As an exercise, copy out the entries exactly as written.
==============================
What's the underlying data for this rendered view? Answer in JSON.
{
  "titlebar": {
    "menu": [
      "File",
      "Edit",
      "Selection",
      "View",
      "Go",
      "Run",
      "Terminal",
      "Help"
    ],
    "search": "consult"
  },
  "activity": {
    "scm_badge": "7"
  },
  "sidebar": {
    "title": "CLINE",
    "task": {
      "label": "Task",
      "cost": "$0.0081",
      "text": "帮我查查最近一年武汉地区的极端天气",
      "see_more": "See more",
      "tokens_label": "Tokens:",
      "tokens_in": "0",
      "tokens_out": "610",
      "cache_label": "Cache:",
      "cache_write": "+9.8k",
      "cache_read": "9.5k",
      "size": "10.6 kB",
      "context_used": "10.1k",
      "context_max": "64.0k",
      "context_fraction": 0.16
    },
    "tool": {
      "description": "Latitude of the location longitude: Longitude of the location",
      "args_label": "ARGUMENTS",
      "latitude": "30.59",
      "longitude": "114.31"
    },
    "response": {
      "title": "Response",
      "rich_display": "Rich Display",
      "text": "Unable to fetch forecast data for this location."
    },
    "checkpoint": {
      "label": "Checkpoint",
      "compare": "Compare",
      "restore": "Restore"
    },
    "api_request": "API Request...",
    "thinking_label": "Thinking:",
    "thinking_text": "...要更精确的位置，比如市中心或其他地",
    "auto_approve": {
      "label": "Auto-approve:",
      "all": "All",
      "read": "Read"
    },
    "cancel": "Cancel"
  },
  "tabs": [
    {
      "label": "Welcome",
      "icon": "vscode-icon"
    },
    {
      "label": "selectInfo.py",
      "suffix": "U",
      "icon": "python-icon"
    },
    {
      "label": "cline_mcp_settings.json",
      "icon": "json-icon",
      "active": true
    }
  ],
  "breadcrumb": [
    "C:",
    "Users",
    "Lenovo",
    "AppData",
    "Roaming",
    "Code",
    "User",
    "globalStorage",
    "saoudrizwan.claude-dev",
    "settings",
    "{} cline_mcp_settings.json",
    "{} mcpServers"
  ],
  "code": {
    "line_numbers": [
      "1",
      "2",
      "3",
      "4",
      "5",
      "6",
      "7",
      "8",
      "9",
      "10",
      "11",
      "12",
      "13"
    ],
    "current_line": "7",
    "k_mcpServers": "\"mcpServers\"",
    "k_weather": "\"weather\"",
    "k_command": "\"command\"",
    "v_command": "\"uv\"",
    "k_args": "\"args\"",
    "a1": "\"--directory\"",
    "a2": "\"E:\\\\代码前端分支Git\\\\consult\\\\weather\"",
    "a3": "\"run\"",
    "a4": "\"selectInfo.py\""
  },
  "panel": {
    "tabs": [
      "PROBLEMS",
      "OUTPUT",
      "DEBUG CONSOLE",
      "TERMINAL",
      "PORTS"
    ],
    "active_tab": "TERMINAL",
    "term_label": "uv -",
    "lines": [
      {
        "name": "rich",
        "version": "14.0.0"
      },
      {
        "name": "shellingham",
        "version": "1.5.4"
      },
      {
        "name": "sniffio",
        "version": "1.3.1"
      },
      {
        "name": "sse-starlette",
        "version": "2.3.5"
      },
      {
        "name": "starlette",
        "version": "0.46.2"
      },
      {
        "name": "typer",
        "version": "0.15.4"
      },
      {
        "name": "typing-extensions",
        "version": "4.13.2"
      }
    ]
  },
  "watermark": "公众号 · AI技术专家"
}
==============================
*Result*:
What's the underlying data for this rendered view? Answer in JSON.
{
  "titlebar": {
    "menu": [
      "File",
      "Edit",
      "Selection",
      "View",
      "Go",
      "Run",
      "Terminal",
      "Help"
    ],
    "search": "consult"
  },
  "activity": {
    "scm_badge": "7"
  },
  "sidebar": {
    "title": "CLINE",
    "task": {
      "label": "Task",
      "cost": "$0.0081",
      "text": "帮我查查最近一年武汉地区的极端天气",
      "see_more": "See more",
      "tokens_label": "Tokens:",
      "tokens_in": "0",
      "tokens_out": "610",
      "cache_label": "Cache:",
      "cache_write": "+9.8k",
      "cache_read": "9.5k",
      "size": "10.6 kB",
      "context_used": "10.1k",
      "context_max": "64.0k",
      "context_fraction": 0.16
    },
    "tool": {
      "description": "Latitude of the location longitude: Longitude of the location",
      "args_label": "ARGUMENTS",
      "latitude": "30.59",
      "longitude": "114.31"
    },
    "response": {
      "title": "Response",
      "rich_display": "Rich Display",
      "text": "Unable to fetch forecast data for this location."
    },
    "checkpoint": {
      "label": "Checkpoint",
      "compare": "Compare",
      "restore": "Restore"
    },
    "api_request": "API Request...",
    "thinking_label": "Thinking:",
    "thinking_text": "...要更精确的位置，比如市中心或其他地",
    "auto_approve": {
      "label": "Auto-approve:",
      "all": "All",
      "read": "Read"
    },
    "cancel": "Cancel"
  },
  "tabs": [
    {
      "label": "Welcome",
      "icon": "vscode-icon"
    },
    {
      "label": "selectInfo.py",
      "suffix": "U",
      "icon": "python-icon"
    },
    {
      "label": "cline_mcp_settings.json",
      "icon": "json-icon",
      "active": true
    }
  ],
  "breadcrumb": [
    "C:",
    "Users",
    "Lenovo",
    "AppData",
    "Roaming",
    "Code",
    "User",
    "globalStorage",
    "saoudrizwan.claude-dev",
    "settings",
    "{} cline_mcp_settings.json",
    "{} mcpServers"
  ],
  "code": {
    "line_numbers": [
      "1",
      "2",
      "3",
      "4",
      "5",
      "6",
      "7",
      "8",
      "9",
      "10",
      "11",
      "12",
      "13"
    ],
    "current_line": "7",
    "k_mcpServers": "\"mcpServers\"",
    "k_weather": "\"weather\"",
    "k_command": "\"command\"",
    "v_command": "\"uv\"",
    "k_args": "\"args\"",
    "a1": "\"--directory\"",
    "a2": "\"E:\\\\代码前端分支Git\\\\consult\\\\weather\"",
    "a3": "\"run\"",
    "a4": "\"selectInfo.py\""
  },
  "panel": {
    "tabs": [
      "PROBLEMS",
      "OUTPUT",
      "DEBUG CONSOLE",
      "TERMINAL",
      "PORTS"
    ],
    "active_tab": "TERMINAL",
    "term_label": "uv -",
    "lines": [
      {
        "name": "rich",
        "version": "14.0.0"
      },
      {
        "name": "shellingham",
        "version": "1.5.4"
      },
      {
        "name": "sniffio",
        "version": "1.3.1"
      },
      {
        "name": "sse-starlette",
        "version": "2.3.5"
      },
      {
        "name": "starlette",
        "version": "0.46.2"
      },
      {
        "name": "typer",
        "version": "0.15.4"
      },
      {
        "name": "typing-extensions",
        "version": "4.13.2"
      }
    ]
  },
  "watermark": "公众号 · AI技术专家"
}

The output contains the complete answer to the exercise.